In the entries that follow, find the word "true" and report each line it is on.

Excerpts from an interface dataset
--------------------
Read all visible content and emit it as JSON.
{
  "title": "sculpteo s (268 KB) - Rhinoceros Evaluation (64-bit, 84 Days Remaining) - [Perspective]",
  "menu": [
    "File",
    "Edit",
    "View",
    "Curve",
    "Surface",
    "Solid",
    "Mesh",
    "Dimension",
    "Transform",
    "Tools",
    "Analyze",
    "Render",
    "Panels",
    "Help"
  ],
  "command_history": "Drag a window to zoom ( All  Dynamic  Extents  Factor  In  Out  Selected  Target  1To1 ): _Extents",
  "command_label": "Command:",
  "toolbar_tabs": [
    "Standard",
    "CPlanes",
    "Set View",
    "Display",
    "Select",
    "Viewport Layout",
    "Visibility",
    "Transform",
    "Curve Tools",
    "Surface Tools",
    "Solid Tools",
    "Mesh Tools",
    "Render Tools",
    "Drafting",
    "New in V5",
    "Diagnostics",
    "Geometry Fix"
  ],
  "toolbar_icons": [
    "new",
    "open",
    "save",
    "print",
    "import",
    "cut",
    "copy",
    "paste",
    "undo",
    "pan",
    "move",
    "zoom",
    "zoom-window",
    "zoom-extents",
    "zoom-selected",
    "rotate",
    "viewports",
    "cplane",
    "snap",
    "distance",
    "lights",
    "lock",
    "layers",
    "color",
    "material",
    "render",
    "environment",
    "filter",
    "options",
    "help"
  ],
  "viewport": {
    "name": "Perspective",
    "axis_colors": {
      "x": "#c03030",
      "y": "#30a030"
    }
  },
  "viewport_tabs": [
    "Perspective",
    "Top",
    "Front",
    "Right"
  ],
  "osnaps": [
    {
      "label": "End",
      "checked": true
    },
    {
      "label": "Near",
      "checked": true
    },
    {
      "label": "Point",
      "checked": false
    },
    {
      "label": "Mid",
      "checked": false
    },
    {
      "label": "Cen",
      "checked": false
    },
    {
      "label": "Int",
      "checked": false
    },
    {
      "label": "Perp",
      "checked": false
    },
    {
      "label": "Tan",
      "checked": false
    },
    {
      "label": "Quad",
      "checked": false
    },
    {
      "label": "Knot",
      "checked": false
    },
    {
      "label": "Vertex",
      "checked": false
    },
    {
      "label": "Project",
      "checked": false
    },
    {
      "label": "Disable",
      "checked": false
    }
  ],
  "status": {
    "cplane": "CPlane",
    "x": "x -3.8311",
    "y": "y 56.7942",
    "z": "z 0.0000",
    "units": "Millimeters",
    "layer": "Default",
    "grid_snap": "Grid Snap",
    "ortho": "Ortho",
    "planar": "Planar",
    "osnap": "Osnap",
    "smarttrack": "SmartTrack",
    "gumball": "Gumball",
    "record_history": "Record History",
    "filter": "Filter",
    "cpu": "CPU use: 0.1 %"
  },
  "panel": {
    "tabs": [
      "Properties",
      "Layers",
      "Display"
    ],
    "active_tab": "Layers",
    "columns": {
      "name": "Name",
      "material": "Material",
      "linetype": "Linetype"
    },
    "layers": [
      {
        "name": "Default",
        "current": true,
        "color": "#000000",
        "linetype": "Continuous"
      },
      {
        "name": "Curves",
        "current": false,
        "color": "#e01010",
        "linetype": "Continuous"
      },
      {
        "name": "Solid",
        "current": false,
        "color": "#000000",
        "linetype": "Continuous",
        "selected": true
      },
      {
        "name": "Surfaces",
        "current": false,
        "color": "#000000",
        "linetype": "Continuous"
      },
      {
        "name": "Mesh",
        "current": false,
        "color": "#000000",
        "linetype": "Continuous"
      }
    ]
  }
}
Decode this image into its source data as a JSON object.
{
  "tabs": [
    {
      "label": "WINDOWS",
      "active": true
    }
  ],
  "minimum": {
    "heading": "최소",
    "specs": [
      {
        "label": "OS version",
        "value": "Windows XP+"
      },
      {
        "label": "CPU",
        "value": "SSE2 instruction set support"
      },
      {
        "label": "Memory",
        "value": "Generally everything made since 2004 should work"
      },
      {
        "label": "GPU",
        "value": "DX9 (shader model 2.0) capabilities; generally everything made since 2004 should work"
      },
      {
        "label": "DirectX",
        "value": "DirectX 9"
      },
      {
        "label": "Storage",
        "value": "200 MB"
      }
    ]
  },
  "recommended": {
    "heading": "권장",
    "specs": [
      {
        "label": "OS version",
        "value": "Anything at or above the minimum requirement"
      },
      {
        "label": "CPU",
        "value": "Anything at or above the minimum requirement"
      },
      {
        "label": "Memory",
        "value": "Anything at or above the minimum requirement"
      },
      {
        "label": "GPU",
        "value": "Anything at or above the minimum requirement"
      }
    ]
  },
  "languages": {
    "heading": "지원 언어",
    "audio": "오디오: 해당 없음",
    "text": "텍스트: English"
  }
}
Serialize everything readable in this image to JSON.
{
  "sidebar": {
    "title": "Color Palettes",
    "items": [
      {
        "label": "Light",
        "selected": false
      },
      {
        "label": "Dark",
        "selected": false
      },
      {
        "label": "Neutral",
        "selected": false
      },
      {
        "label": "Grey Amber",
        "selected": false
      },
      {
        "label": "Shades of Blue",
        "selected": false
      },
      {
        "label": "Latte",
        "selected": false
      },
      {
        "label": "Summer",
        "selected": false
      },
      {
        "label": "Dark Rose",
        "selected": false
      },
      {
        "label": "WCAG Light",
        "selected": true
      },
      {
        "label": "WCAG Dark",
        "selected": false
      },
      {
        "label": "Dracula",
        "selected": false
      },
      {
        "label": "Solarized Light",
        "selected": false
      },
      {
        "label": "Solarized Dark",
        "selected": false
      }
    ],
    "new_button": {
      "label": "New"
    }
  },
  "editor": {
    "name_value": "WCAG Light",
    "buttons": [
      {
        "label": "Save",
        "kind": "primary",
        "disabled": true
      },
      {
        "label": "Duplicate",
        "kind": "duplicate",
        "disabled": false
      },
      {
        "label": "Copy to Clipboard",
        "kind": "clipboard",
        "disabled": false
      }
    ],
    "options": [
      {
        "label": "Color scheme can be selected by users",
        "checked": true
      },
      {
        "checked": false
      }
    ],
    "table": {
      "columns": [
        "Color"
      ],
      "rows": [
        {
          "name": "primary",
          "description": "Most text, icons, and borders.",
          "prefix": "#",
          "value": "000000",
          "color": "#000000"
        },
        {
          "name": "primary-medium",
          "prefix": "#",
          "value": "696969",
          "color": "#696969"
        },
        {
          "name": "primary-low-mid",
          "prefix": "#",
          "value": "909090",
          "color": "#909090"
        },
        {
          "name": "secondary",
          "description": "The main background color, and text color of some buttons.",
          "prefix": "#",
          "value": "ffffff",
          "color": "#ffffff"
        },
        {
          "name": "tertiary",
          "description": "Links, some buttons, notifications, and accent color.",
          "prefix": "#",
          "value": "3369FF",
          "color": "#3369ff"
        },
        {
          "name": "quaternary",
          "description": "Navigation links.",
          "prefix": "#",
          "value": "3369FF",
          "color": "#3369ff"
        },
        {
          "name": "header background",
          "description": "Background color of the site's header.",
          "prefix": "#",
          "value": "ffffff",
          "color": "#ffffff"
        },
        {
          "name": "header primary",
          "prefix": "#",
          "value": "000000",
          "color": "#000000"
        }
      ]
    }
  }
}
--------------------
### ANSWER SECTION
      "checked": true
      "checked": true
        "current": true,
        "selected": true
      "active": true
        "selected": true
        "disabled": true
        "checked": true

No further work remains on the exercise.